An example of iconographic analysis is the interpretation of religious symbolism in Renaissance art. In paintings depicting biblical scenes, such as Leonardo da Vinci’s ‘The Last Supper,’ iconographers analyze the visual representation of figures, gestures, and objects to uncover deeper religious meanings and theological themes.


Iconology, coined by art historian Erwin Panofsky in the early 20th century, expands upon the principles of iconography by delving into the underlying cultural, psychological, and philosophical concepts that inform visual representation. Unlike iconography, which focuses primarily on descriptive analysis, iconology aims to uncover the broader ideological and intellectual frameworks shaping artistic expression.

Key Features of Iconology

  • Interpretation of Cultural Context: Iconology examines artworks within the broader cultural context of their time, seeking to elucidate the underlying beliefs, values, and ideologies embedded within visual representations.
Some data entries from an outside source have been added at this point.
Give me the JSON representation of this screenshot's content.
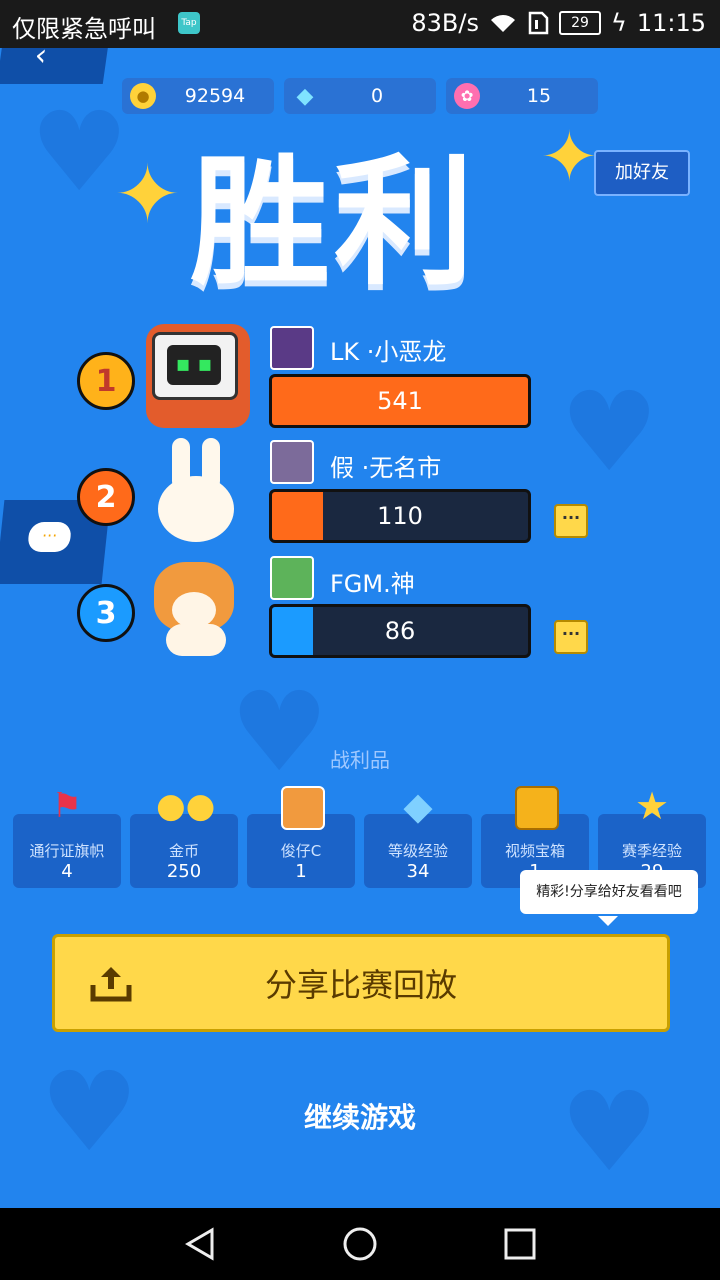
{
  "status_bar": {
    "carrier_text": "仅限紧急呼叫",
    "app_badge": "Tap",
    "network_speed": "83B/s",
    "battery_level": "29",
    "time": "11:15"
  },
  "currencies": [
    {
      "icon": "gold-coin-icon",
      "value": "92594",
      "color": "#ffd23a"
    },
    {
      "icon": "diamond-icon",
      "value": "0",
      "color": "#7fe3ff"
    },
    {
      "icon": "lotus-icon",
      "value": "15",
      "color": "#ff6fb0"
    }
  ],
  "title": "胜利",
  "add_friend_label": "加好友",
  "ranking": [
    {
      "rank": "1",
      "name": "LK ·小恶龙",
      "score": "541",
      "fill": 1.0,
      "bar_color": "#ff6a1a",
      "badge_color": "#ffb21a"
    },
    {
      "rank": "2",
      "name": "假 ·无名市",
      "score": "110",
      "fill": 0.2,
      "bar_color": "#ff6a1a",
      "badge_color": "#ff6a1a"
    },
    {
      "rank": "3",
      "name": "FGM.神",
      "score": "86",
      "fill": 0.16,
      "bar_color": "#1b9bff",
      "badge_color": "#1b9bff"
    }
  ],
  "more_label": "···",
  "loot_title": "战利品",
  "rewards": [
    {
      "label": "通行证旗帜",
      "count": "4",
      "icon": "flag-icon"
    },
    {
      "label": "金币",
      "count": "250",
      "icon": "coins-icon"
    },
    {
      "label": "俊仔C",
      "count": "1",
      "icon": "shiba-avatar-icon"
    },
    {
      "label": "等级经验",
      "count": "34",
      "icon": "crystal-icon"
    },
    {
      "label": "视频宝箱",
      "count": "1",
      "icon": "treasure-chest-icon"
    },
    {
      "label": "赛季经验",
      "count": "29",
      "icon": "star-icon"
    }
  ],
  "tooltip": "精彩!分享给好友看看吧",
  "share_label": "分享比赛回放",
  "continue_label": "继续游戏",
  "colors": {
    "background": "#2284ee",
    "share_button": "#ffd84a"
  }
}
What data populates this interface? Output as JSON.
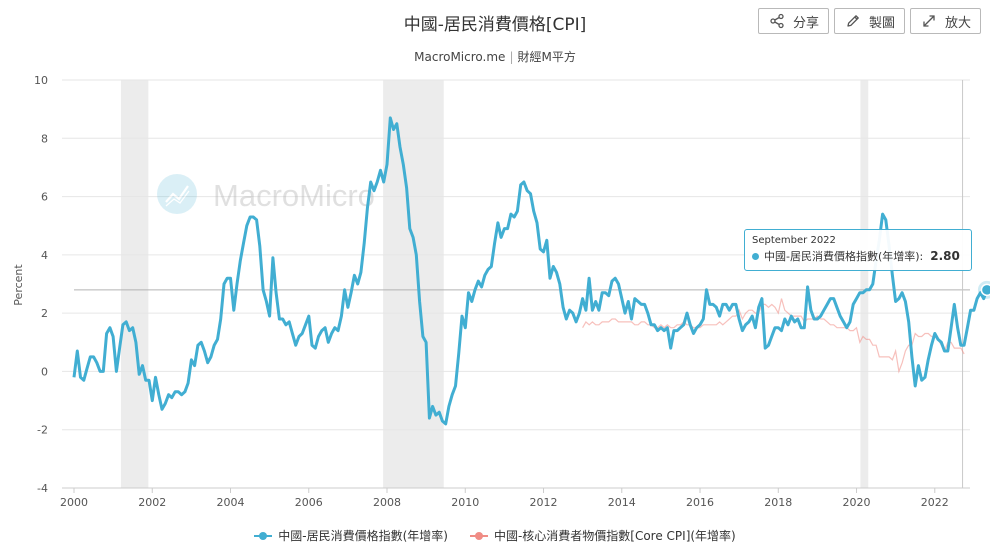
{
  "header": {
    "title": "中國-居民消費價格[CPI]",
    "source_site": "MacroMicro.me",
    "source_separator": "|",
    "source_name": "財經M平方"
  },
  "toolbar": {
    "share_label": "分享",
    "share_icon": "share-icon",
    "chart_label": "製圖",
    "chart_icon": "pencil-icon",
    "expand_label": "放大",
    "expand_icon": "expand-icon"
  },
  "watermark": {
    "text": "MacroMicro",
    "icon": "macromicro-logo-icon"
  },
  "colors": {
    "cpi": "#41aed2",
    "core_cpi": "#f08c85",
    "recession_band": "#ececec",
    "grid": "#e6e6e6",
    "reference_line": "#b3b3b3",
    "crosshair": "#c8c8c8"
  },
  "tooltip": {
    "date": "September 2022",
    "series": "中國-居民消費價格指數(年增率):",
    "value": "2.80"
  },
  "legend": [
    {
      "label": "中國-居民消費價格指數(年增率)",
      "color": "#41aed2"
    },
    {
      "label": "中國-核心消費者物價指數[Core CPI](年增率)",
      "color": "#f08c85"
    }
  ],
  "chart_data": {
    "type": "line",
    "ylabel": "Percent",
    "xlim": [
      2000,
      2022.9
    ],
    "ylim": [
      -4,
      10
    ],
    "yticks": [
      -4,
      -2,
      0,
      2,
      4,
      6,
      8,
      10
    ],
    "xticks": [
      2000,
      2002,
      2004,
      2006,
      2008,
      2010,
      2012,
      2014,
      2016,
      2018,
      2020,
      2022
    ],
    "grid": "horizontal",
    "legend_position": "bottom",
    "reference_line_y": 2.8,
    "crosshair_x": 2022.71,
    "shaded_periods": [
      [
        2001.2,
        2001.9
      ],
      [
        2007.9,
        2009.45
      ],
      [
        2020.1,
        2020.3
      ]
    ],
    "series": [
      {
        "name": "中國-居民消費價格指數(年增率)",
        "x_start": 2000.0,
        "x_step": 0.08333,
        "values": [
          -0.2,
          0.7,
          -0.2,
          -0.3,
          0.1,
          0.5,
          0.5,
          0.3,
          0.0,
          0.0,
          1.3,
          1.5,
          1.2,
          0.0,
          0.8,
          1.6,
          1.7,
          1.4,
          1.5,
          1.0,
          -0.1,
          0.2,
          -0.3,
          -0.3,
          -1.0,
          -0.2,
          -0.8,
          -1.3,
          -1.1,
          -0.8,
          -0.9,
          -0.7,
          -0.7,
          -0.8,
          -0.7,
          -0.4,
          0.4,
          0.2,
          0.9,
          1.0,
          0.7,
          0.3,
          0.5,
          0.9,
          1.1,
          1.8,
          3.0,
          3.2,
          3.2,
          2.1,
          3.0,
          3.8,
          4.4,
          5.0,
          5.3,
          5.3,
          5.2,
          4.3,
          2.8,
          2.4,
          1.9,
          3.9,
          2.7,
          1.8,
          1.8,
          1.6,
          1.7,
          1.3,
          0.9,
          1.2,
          1.3,
          1.6,
          1.9,
          0.9,
          0.8,
          1.2,
          1.4,
          1.5,
          1.0,
          1.3,
          1.5,
          1.4,
          1.9,
          2.8,
          2.2,
          2.7,
          3.3,
          3.0,
          3.4,
          4.4,
          5.6,
          6.5,
          6.2,
          6.5,
          6.9,
          6.5,
          7.1,
          8.7,
          8.3,
          8.5,
          7.7,
          7.1,
          6.3,
          4.9,
          4.6,
          4.0,
          2.4,
          1.2,
          1.0,
          -1.6,
          -1.2,
          -1.5,
          -1.4,
          -1.7,
          -1.8,
          -1.2,
          -0.8,
          -0.5,
          0.6,
          1.9,
          1.5,
          2.7,
          2.4,
          2.8,
          3.1,
          2.9,
          3.3,
          3.5,
          3.6,
          4.4,
          5.1,
          4.6,
          4.9,
          4.9,
          5.4,
          5.3,
          5.5,
          6.4,
          6.5,
          6.2,
          6.1,
          5.5,
          5.1,
          4.2,
          4.1,
          4.5,
          3.2,
          3.6,
          3.4,
          3.0,
          2.2,
          1.8,
          2.1,
          2.0,
          1.7,
          2.0,
          2.5,
          2.1,
          3.2,
          2.1,
          2.4,
          2.1,
          2.7,
          2.7,
          2.6,
          3.1,
          3.2,
          3.0,
          2.5,
          2.0,
          2.4,
          1.8,
          2.5,
          2.4,
          2.3,
          2.3,
          2.0,
          1.6,
          1.6,
          1.4,
          1.5,
          1.4,
          1.5,
          0.8,
          1.4,
          1.4,
          1.5,
          1.6,
          2.0,
          1.6,
          1.3,
          1.5,
          1.6,
          1.8,
          2.8,
          2.3,
          2.3,
          2.2,
          1.9,
          2.3,
          2.3,
          2.1,
          2.3,
          2.3,
          1.8,
          1.4,
          1.6,
          1.7,
          1.9,
          1.5,
          2.2,
          2.5,
          0.8,
          0.9,
          1.2,
          1.5,
          1.5,
          1.4,
          1.8,
          1.6,
          1.9,
          1.7,
          1.8,
          1.5,
          1.5,
          2.9,
          2.1,
          1.8,
          1.8,
          1.9,
          2.1,
          2.3,
          2.5,
          2.5,
          2.2,
          1.9,
          1.7,
          1.5,
          1.7,
          2.3,
          2.5,
          2.7,
          2.7,
          2.8,
          2.8,
          3.0,
          3.8,
          4.5,
          5.4,
          5.2,
          4.3,
          3.3,
          2.4,
          2.5,
          2.7,
          2.4,
          1.7,
          0.5,
          -0.5,
          0.2,
          -0.3,
          -0.2,
          0.4,
          0.9,
          1.3,
          1.1,
          1.0,
          0.7,
          0.7,
          1.5,
          2.3,
          1.5,
          0.9,
          0.9,
          1.5,
          2.1,
          2.1,
          2.5,
          2.7,
          2.5,
          2.8
        ]
      },
      {
        "name": "中國-核心消費者物價指數[Core CPI](年增率)",
        "x_start": 2013.0,
        "x_step": 0.08333,
        "values": [
          1.5,
          1.7,
          1.6,
          1.7,
          1.6,
          1.6,
          1.7,
          1.7,
          1.7,
          1.8,
          1.8,
          1.7,
          1.7,
          1.7,
          1.7,
          1.7,
          1.6,
          1.6,
          1.7,
          1.7,
          1.6,
          1.6,
          1.5,
          1.5,
          1.6,
          1.5,
          1.6,
          1.5,
          1.5,
          1.6,
          1.6,
          1.7,
          1.6,
          1.6,
          1.5,
          1.5,
          1.5,
          1.6,
          1.6,
          1.6,
          1.6,
          1.6,
          1.7,
          1.6,
          1.7,
          1.8,
          1.9,
          1.9,
          2.1,
          1.8,
          2.0,
          2.1,
          2.1,
          2.0,
          2.0,
          2.3,
          2.3,
          2.2,
          2.3,
          2.2,
          2.0,
          2.5,
          2.1,
          2.0,
          1.9,
          1.9,
          1.9,
          1.9,
          1.7,
          1.8,
          1.8,
          1.8,
          1.9,
          1.8,
          1.8,
          1.7,
          1.6,
          1.6,
          1.5,
          1.5,
          1.5,
          1.5,
          1.4,
          1.4,
          1.5,
          1.0,
          1.2,
          1.1,
          1.1,
          0.9,
          0.9,
          0.5,
          0.5,
          0.5,
          0.5,
          0.4,
          0.7,
          0.0,
          0.3,
          0.7,
          0.9,
          0.9,
          1.3,
          1.2,
          1.2,
          1.3,
          1.3,
          1.2,
          1.2,
          1.1,
          0.9,
          0.7,
          1.0,
          1.0,
          0.8,
          0.8,
          0.8,
          0.6
        ]
      }
    ]
  }
}
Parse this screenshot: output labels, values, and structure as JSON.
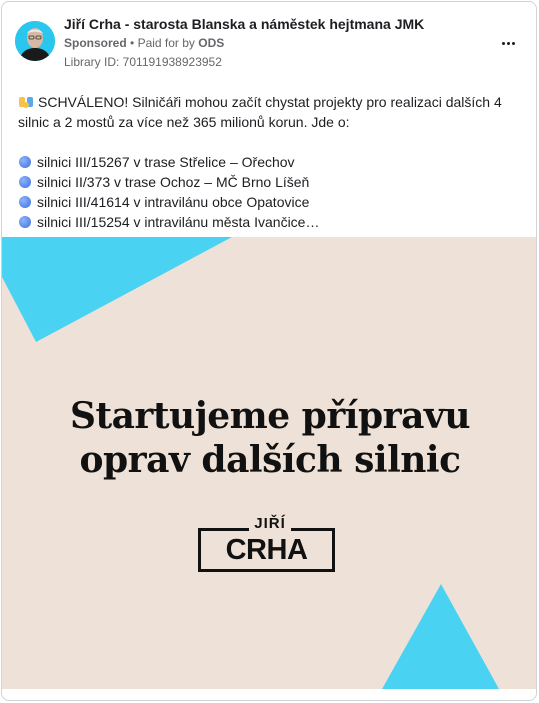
{
  "post": {
    "page_name": "Jiří Crha - starosta Blanska a náměstek hejtmana JMK",
    "sponsored_label": "Sponsored",
    "separator": "•",
    "paid_for_label": "Paid for by",
    "paid_for_by": "ODS",
    "library_id": "Library ID: 701191938923952",
    "text_line1": "SCHVÁLENO! Silničáři mohou začít chystat projekty pro realizaci dalších 4 silnic a 2 mostů za více než 365 milionů korun. Jde o:",
    "bullets": [
      "silnici III/15267 v trase Střelice – Ořechov",
      "silnici II/373 v trase Ochoz – MČ Brno Líšeň",
      "silnici III/41614 v intravilánu obce Opatovice",
      "silnici III/15254 v intravilánu města Ivančice…"
    ],
    "icons": {
      "more": "more-horizontal-icon",
      "raise_hand": "raising-hands-emoji",
      "bullet": "blue-circle-emoji"
    }
  },
  "ad_image": {
    "headline_line1": "Startujeme přípravu",
    "headline_line2": "oprav dalších silnic",
    "logo_first_name": "JIŘÍ",
    "logo_last_name": "CRHA",
    "colors": {
      "background": "#eee2d8",
      "accent": "#49d2f2",
      "text": "#111111"
    }
  }
}
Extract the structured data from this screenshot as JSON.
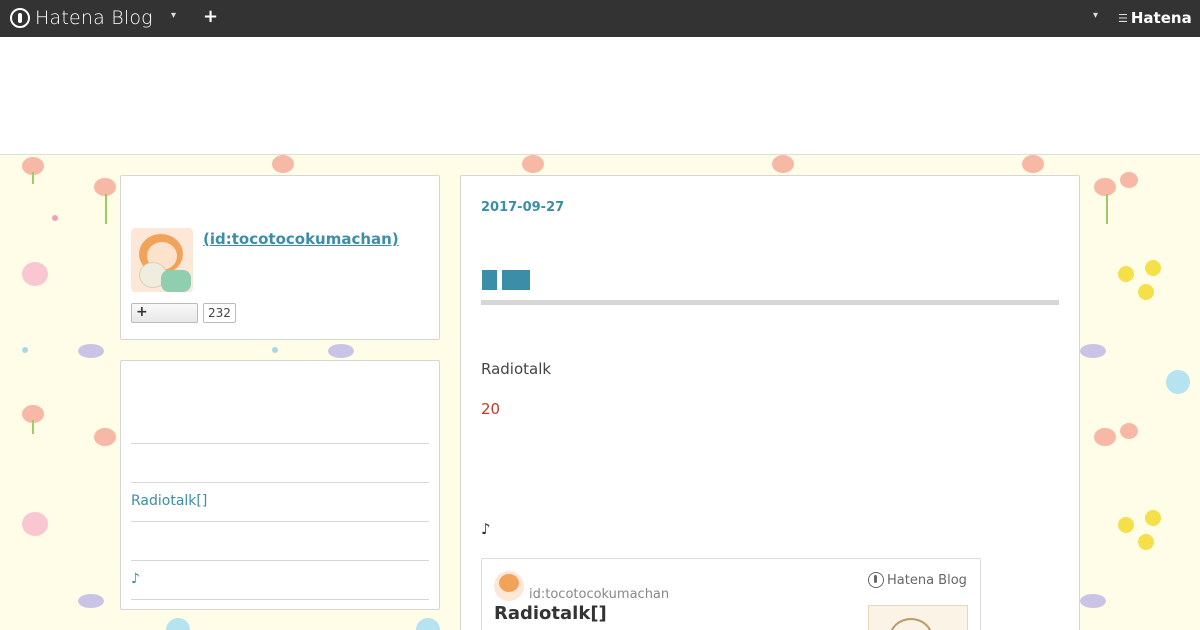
{
  "topbar": {
    "logo_text": "Hatena Blog",
    "plus": "+",
    "caret": "▾",
    "hatena_text": "Hatena",
    "hatena_mark": "☰"
  },
  "profile": {
    "id_link": " (id:tocotocokumachan)",
    "subscribe_label": "+",
    "subscriber_count": "232"
  },
  "sidebar_list": {
    "items": [
      "",
      "Radiotalk[]",
      "",
      "♪",
      ""
    ]
  },
  "article": {
    "date": "2017-09-27",
    "para1": "Radiotalk",
    "para2": "20",
    "para3": "♪",
    "embed": {
      "user": "id:tocotocokumachan",
      "title": "Radiotalk[]",
      "brand": "Hatena Blog"
    }
  },
  "colors": {
    "accent": "#3b8ea8",
    "topbar_bg": "#333333",
    "page_bg": "#fffde8",
    "highlight": "#c0392b"
  }
}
It considers how social, political, and intellectual forces influence artistic production and reception.
  • Semiotic Analysis: Iconology employs semiotic analysis to investigate the symbolic systems and codes underlying visual representation. It explores how symbols function as signs, conveying meaning through culturally constructed associations and conventions.
  • Hermeneutic Inquiry: Iconology adopts a hermeneutic approach to interpretation, emphasizing the need for critical inquiry and interpretation to uncover the multiple layers of meaning inherent in artworks. It encourages viewers to engage with artworks as texts to be decoded and interpreted within their historical and cultural contexts.
  • Integration of Theory and Methodology: Iconology integrates theoretical perspectives from fields such as anthropology, psychology, and philosophy to inform its analytical framework. It draws on concepts such as psychoanalysis, structuralism, and phenomenology to explore the psychological, symbolic, and perceptual dimensions of visual representation.

Example of Iconology

An example of iconological analysis is the interpretation of allegorical motifs in Baroque art. In paintings such as Peter Paul Rubens’ ‘The Allegory of Peace and War,’ iconologists examine the underlying philosophical concepts and moral allegories conveyed through visual symbolism, exploring themes of virtue, vice, and the human condition.

While iconography and iconology both involve the study and interpretation of visual representations, they differ in their approach, scope, and objectives. Iconography focuses on the descriptive analysis of visual symbols and motifs, while iconology seeks to uncover the broader cultural, philosophical, and ideological dimensions of visual representation. By understanding the distinction between iconography and iconology, scholars and viewers can develop richer insights into the complex meanings and contexts of artworks throughout history.